Yet, under what conditions were the T-shirts made in Bangladesh? Who are the people behind the assemblage of the T-shirts?
To understand how Bangladesh was selected to complete the T-shirts, we need to understand the trade agreement introduced in 1974 by President Richard Nixon.
The Multi-Fiber Arrangement (MFA), an international trade agreement on textile and clothing, was active from 1974 until 2004. The agreement imposed quotas on the amount that developing countries could export in the form of yarn, fabric and clothing to developed countries such as the United States.
How does Bangladesh fit into this pact? Let’s take a look at South Korea. In the 1970’s South Korea had reached their quota and were no longer allowed to export to other countries. Because Bangladesh was in financial dire straits and South Korea needed to continue their export operations, these entrepreneurs joined forces with South Korea to set up textile factories. Hence, the Bangladeshi garment district was born. Today Bangladesh factories employ approximately 4 million people.
With so much talk of sweat shops and hazardous working conditions, what are the settings for the workers who assembled Planet Money’s men’s T-shirt?
Let us take a look at two Bangladeshi factory workers – the women who made the men’s T-shirts. Since the MFA, there have been huge changes in Bangladesh. These changes have altered the lives of its residents. Two women that have been affected by these changes are Shimu and Minu. They work six days a week, 10 hours a day at Deluxe Fashion Limited among hundreds of women. At the time of Planet Money’s interview the sisters were earning $39.00 a month. They were hoping for a raise. There were daily protests going on due to the recent Rana Plaza building accident earlier that year. An eight-story mixed-use building containing factories, a banking institution, apartments and various shops collapsed. With a death toll of 1,129 and 2,500 injured, it is considered the deadliest garment factory accident in history, as well as the deadliest accidental structural failure. Nonetheless, the sisters feel safe in the factory where they work – there are fans and fire exits.
Minu is married and she, her husband and Shimu live together in a room. They pool their money to pay the bills and the rent. Minu sends money to her daughter who lives with their parents. Shimu occasionally sends money home – she is able to save money and buy whatever items she wants such as a television. The sisters cook and eat their meals together. They cook enough food for the three of them to have three meals a day. Their living arrangement might sound dreadful, but in comparison to the village they come from, the women are living quite comfortable.

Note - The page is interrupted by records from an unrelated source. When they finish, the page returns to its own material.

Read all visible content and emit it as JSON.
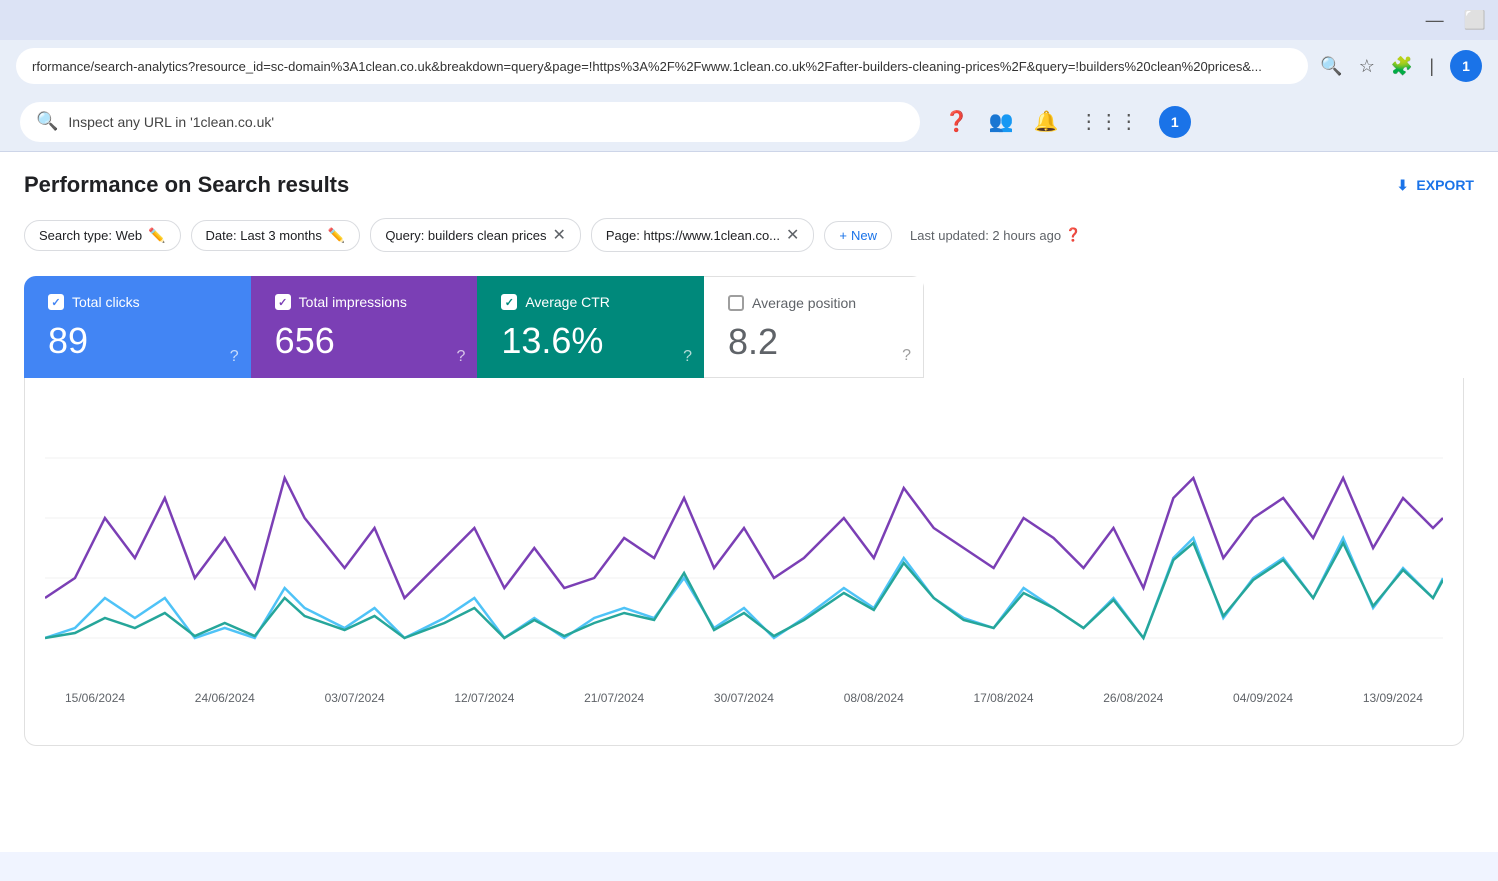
{
  "browser": {
    "url": "rformance/search-analytics?resource_id=sc-domain%3A1clean.co.uk&breakdown=query&page=!https%3A%2F%2Fwww.1clean.co.uk%2Fafter-builders-cleaning-prices%2F&query=!builders%20clean%20prices&...",
    "avatar_initial": "1"
  },
  "toolbar": {
    "search_placeholder": "Inspect any URL in '1clean.co.uk'"
  },
  "header": {
    "title": "Performance on Search results",
    "export_label": "EXPORT"
  },
  "filters": {
    "search_type_label": "Search type: Web",
    "date_label": "Date: Last 3 months",
    "query_label": "Query: builders clean prices",
    "page_label": "Page: https://www.1clean.co...",
    "new_label": "New",
    "last_updated": "Last updated: 2 hours ago"
  },
  "metrics": {
    "clicks": {
      "label": "Total clicks",
      "value": "89",
      "help": "?"
    },
    "impressions": {
      "label": "Total impressions",
      "value": "656",
      "help": "?"
    },
    "ctr": {
      "label": "Average CTR",
      "value": "13.6%",
      "help": "?"
    },
    "position": {
      "label": "Average position",
      "value": "8.2",
      "help": "?"
    }
  },
  "chart": {
    "x_labels": [
      "15/06/2024",
      "24/06/2024",
      "03/07/2024",
      "12/07/2024",
      "21/07/2024",
      "30/07/2024",
      "08/08/2024",
      "17/08/2024",
      "26/08/2024",
      "04/09/2024",
      "13/09/2024"
    ]
  }
}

With the sisters’ incomes, their parents are able to purchase meat and fish, they pay for their younger brother’s education and provide financial support for Minu’s daughter.
The women’s lives are very different from their parents. In addition, there is also a big difference between the sisters. For example, their parents chose a husband for Minu, that to date, she regrets and will not forgive her parents for doing so.
On the other hand, Shimu will not allow her parents to choose a husband for her. She is saving money for a wedding to a man of her choosing. Apparently it is a Bangladeshi custom for the parents to choose their daughter(s) husbands and for the husband to take on the responsibility of providing support and lodging for the wife. Shimu is very adamant about choosing her own partner.
Finally, after all of the fascinating processes have taken place, a T-shirt is sent to the retailers. But next time I pick up a T-shirt I will reflect on how it has traveled from one side of the world to another and mostly about the people who are part of its production. I will contemplate about their lives and hopes, but mostly that the factory workers stay safe. Who knew that a simple T-shirt had such a thought-provoking inception. From its creation to the retailer and consumer, the T-shirt steps are fascinating and interesting. One cannot imagine that since its birth, the T-shirt goes through various processes in several environments.